*** Begin section ***

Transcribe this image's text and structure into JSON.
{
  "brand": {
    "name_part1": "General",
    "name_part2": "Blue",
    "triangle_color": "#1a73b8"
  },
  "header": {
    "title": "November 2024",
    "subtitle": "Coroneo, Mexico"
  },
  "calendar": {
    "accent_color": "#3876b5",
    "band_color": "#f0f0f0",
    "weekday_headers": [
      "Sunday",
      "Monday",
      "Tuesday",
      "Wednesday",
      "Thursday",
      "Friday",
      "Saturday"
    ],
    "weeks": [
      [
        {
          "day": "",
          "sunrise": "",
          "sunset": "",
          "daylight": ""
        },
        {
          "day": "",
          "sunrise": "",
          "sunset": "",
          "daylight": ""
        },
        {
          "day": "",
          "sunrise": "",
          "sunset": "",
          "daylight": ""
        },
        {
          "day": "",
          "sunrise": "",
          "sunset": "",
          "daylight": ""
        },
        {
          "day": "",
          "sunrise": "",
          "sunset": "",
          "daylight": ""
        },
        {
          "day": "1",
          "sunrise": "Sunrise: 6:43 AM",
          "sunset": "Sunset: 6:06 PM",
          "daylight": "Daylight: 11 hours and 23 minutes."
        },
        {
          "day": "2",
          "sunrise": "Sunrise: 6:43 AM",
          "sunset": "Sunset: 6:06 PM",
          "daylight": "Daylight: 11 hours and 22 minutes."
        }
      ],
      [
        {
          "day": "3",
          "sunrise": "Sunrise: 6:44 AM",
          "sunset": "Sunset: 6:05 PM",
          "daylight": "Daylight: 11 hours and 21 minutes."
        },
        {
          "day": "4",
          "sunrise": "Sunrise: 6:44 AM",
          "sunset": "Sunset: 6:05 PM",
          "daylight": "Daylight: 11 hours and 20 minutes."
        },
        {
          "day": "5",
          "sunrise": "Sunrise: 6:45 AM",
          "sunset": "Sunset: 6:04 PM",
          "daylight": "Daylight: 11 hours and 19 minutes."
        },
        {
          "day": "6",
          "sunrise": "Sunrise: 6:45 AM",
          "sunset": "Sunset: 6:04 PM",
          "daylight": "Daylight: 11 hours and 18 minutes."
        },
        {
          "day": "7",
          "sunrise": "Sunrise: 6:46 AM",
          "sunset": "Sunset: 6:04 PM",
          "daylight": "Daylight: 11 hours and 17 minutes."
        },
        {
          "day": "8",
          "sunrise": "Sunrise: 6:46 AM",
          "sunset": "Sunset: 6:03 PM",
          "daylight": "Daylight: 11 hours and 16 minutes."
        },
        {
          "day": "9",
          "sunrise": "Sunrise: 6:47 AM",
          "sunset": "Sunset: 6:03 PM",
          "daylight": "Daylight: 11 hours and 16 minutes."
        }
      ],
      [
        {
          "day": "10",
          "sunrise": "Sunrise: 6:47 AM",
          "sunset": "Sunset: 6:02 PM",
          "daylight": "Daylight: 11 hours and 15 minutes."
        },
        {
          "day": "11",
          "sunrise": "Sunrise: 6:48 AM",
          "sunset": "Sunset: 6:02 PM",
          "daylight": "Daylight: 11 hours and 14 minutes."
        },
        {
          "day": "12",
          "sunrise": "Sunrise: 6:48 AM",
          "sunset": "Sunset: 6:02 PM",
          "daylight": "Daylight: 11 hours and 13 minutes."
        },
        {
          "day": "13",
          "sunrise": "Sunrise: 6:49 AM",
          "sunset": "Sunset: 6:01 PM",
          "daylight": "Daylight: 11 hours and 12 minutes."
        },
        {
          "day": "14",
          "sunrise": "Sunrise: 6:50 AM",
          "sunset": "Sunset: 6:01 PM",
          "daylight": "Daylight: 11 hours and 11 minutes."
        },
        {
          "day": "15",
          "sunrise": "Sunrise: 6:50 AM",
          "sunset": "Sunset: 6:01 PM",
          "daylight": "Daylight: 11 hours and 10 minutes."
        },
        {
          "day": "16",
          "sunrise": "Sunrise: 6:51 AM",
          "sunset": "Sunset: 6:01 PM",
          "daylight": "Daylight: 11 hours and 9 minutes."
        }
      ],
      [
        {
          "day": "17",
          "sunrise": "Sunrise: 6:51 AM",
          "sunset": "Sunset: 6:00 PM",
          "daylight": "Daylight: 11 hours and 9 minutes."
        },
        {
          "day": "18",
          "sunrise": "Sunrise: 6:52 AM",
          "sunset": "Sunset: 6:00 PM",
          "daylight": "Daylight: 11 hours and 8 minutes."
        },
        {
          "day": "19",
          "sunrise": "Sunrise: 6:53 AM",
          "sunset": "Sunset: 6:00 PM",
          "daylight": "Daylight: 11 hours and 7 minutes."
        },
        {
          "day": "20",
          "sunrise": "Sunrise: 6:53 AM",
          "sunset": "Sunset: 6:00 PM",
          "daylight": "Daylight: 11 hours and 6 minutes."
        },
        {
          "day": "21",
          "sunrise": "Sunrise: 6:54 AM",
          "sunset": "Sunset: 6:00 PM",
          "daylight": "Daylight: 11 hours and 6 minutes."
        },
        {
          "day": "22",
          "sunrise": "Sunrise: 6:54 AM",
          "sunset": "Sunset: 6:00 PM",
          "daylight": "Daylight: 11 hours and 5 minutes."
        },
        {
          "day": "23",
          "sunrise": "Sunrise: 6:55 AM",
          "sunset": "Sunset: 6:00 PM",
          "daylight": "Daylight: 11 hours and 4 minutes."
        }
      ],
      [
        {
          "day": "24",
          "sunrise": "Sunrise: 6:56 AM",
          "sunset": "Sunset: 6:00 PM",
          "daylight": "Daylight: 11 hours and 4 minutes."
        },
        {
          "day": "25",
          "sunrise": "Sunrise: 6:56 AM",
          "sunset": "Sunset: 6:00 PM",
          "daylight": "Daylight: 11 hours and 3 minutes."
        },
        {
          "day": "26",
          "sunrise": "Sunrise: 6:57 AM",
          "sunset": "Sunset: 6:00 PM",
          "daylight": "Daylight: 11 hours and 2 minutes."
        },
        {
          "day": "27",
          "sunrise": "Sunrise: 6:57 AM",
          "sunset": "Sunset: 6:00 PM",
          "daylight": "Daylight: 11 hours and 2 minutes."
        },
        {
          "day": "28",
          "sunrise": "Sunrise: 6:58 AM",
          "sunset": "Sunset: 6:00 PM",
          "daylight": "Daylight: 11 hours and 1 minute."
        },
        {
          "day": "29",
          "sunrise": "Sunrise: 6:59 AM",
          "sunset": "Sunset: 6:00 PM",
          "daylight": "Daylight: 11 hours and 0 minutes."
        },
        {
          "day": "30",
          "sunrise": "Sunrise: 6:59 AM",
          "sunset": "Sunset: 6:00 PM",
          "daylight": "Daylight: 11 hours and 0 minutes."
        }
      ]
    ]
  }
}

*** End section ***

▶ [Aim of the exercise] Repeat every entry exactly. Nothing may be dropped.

▶ [Finished exercise]
Transcribe this image's text and structure into JSON.
{
  "brand": {
    "name_part1": "General",
    "name_part2": "Blue",
    "triangle_color": "#1a73b8"
  },
  "header": {
    "title": "November 2024",
    "subtitle": "Coroneo, Mexico"
  },
  "calendar": {
    "accent_color": "#3876b5",
    "band_color": "#f0f0f0",
    "weekday_headers": [
      "Sunday",
      "Monday",
      "Tuesday",
      "Wednesday",
      "Thursday",
      "Friday",
      "Saturday"
    ],
    "weeks": [
      [
        {
          "day": "",
          "sunrise": "",
          "sunset": "",
          "daylight": ""
        },
        {
          "day": "",
          "sunrise": "",
          "sunset": "",
          "daylight": ""
        },
        {
          "day": "",
          "sunrise": "",
          "sunset": "",
          "daylight": ""
        },
        {
          "day": "",
          "sunrise": "",
          "sunset": "",
          "daylight": ""
        },
        {
          "day": "",
          "sunrise": "",
          "sunset": "",
          "daylight": ""
        },
        {
          "day": "1",
          "sunrise": "Sunrise: 6:43 AM",
          "sunset": "Sunset: 6:06 PM",
          "daylight": "Daylight: 11 hours and 23 minutes."
        },
        {
          "day": "2",
          "sunrise": "Sunrise: 6:43 AM",
          "sunset": "Sunset: 6:06 PM",
          "daylight": "Daylight: 11 hours and 22 minutes."
        }
      ],
      [
        {
          "day": "3",
          "sunrise": "Sunrise: 6:44 AM",
          "sunset": "Sunset: 6:05 PM",
          "daylight": "Daylight: 11 hours and 21 minutes."
        },
        {
          "day": "4",
          "sunrise": "Sunrise: 6:44 AM",
          "sunset": "Sunset: 6:05 PM",
          "daylight": "Daylight: 11 hours and 20 minutes."
        },
        {
          "day": "5",
          "sunrise": "Sunrise: 6:45 AM",
          "sunset": "Sunset: 6:04 PM",
          "daylight": "Daylight: 11 hours and 19 minutes."
        },
        {
          "day": "6",
          "sunrise": "Sunrise: 6:45 AM",
          "sunset": "Sunset: 6:04 PM",
          "daylight": "Daylight: 11 hours and 18 minutes."
        },
        {
          "day": "7",
          "sunrise": "Sunrise: 6:46 AM",
          "sunset": "Sunset: 6:04 PM",
          "daylight": "Daylight: 11 hours and 17 minutes."
        },
        {
          "day": "8",
          "sunrise": "Sunrise: 6:46 AM",
          "sunset": "Sunset: 6:03 PM",
          "daylight": "Daylight: 11 hours and 16 minutes."
        },
        {
          "day": "9",
          "sunrise": "Sunrise: 6:47 AM",
          "sunset": "Sunset: 6:03 PM",
          "daylight": "Daylight: 11 hours and 16 minutes."
        }
      ],
      [
        {
          "day": "10",
          "sunrise": "Sunrise: 6:47 AM",
          "sunset": "Sunset: 6:02 PM",
          "daylight": "Daylight: 11 hours and 15 minutes."
        },
        {
          "day": "11",
          "sunrise": "Sunrise: 6:48 AM",
          "sunset": "Sunset: 6:02 PM",
          "daylight": "Daylight: 11 hours and 14 minutes."
        },
        {
          "day": "12",
          "sunrise": "Sunrise: 6:48 AM",
          "sunset": "Sunset: 6:02 PM",
          "daylight": "Daylight: 11 hours and 13 minutes."
        },
        {
          "day": "13",
          "sunrise": "Sunrise: 6:49 AM",
          "sunset": "Sunset: 6:01 PM",
          "daylight": "Daylight: 11 hours and 12 minutes."
        },
        {
          "day": "14",
          "sunrise": "Sunrise: 6:50 AM",
          "sunset": "Sunset: 6:01 PM",
          "daylight": "Daylight: 11 hours and 11 minutes."
        },
        {
          "day": "15",
          "sunrise": "Sunrise: 6:50 AM",
          "sunset": "Sunset: 6:01 PM",
          "daylight": "Daylight: 11 hours and 10 minutes."
        },
        {
          "day": "16",
          "sunrise": "Sunrise: 6:51 AM",
          "sunset": "Sunset: 6:01 PM",
          "daylight": "Daylight: 11 hours and 9 minutes."
        }
      ],
      [
        {
          "day": "17",
          "sunrise": "Sunrise: 6:51 AM",
          "sunset": "Sunset: 6:00 PM",
          "daylight": "Daylight: 11 hours and 9 minutes."
        },
        {
          "day": "18",
          "sunrise": "Sunrise: 6:52 AM",
          "sunset": "Sunset: 6:00 PM",
          "daylight": "Daylight: 11 hours and 8 minutes."
        },
        {
          "day": "19",
          "sunrise": "Sunrise: 6:53 AM",
          "sunset": "Sunset: 6:00 PM",
          "daylight": "Daylight: 11 hours and 7 minutes."
        },
        {
          "day": "20",
          "sunrise": "Sunrise: 6:53 AM",
          "sunset": "Sunset: 6:00 PM",
          "daylight": "Daylight: 11 hours and 6 minutes."
        },
        {
          "day": "21",
          "sunrise": "Sunrise: 6:54 AM",
          "sunset": "Sunset: 6:00 PM",
          "daylight": "Daylight: 11 hours and 6 minutes."
        },
        {
          "day": "22",
          "sunrise": "Sunrise: 6:54 AM",
          "sunset": "Sunset: 6:00 PM",
          "daylight": "Daylight: 11 hours and 5 minutes."
        },
        {
          "day": "23",
          "sunrise": "Sunrise: 6:55 AM",
          "sunset": "Sunset: 6:00 PM",
          "daylight": "Daylight: 11 hours and 4 minutes."
        }
      ],
      [
        {
          "day": "24",
          "sunrise": "Sunrise: 6:56 AM",
          "sunset": "Sunset: 6:00 PM",
          "daylight": "Daylight: 11 hours and 4 minutes."
        },
        {
          "day": "25",
          "sunrise": "Sunrise: 6:56 AM",
          "sunset": "Sunset: 6:00 PM",
          "daylight": "Daylight: 11 hours and 3 minutes."
        },
        {
          "day": "26",
          "sunrise": "Sunrise: 6:57 AM",
          "sunset": "Sunset: 6:00 PM",
          "daylight": "Daylight: 11 hours and 2 minutes."
        },
        {
          "day": "27",
          "sunrise": "Sunrise: 6:57 AM",
          "sunset": "Sunset: 6:00 PM",
          "daylight": "Daylight: 11 hours and 2 minutes."
        },
        {
          "day": "28",
          "sunrise": "Sunrise: 6:58 AM",
          "sunset": "Sunset: 6:00 PM",
          "daylight": "Daylight: 11 hours and 1 minute."
        },
        {
          "day": "29",
          "sunrise": "Sunrise: 6:59 AM",
          "sunset": "Sunset: 6:00 PM",
          "daylight": "Daylight: 11 hours and 0 minutes."
        },
        {
          "day": "30",
          "sunrise": "Sunrise: 6:59 AM",
          "sunset": "Sunset: 6:00 PM",
          "daylight": "Daylight: 11 hours and 0 minutes."
        }
      ]
    ]
  }
}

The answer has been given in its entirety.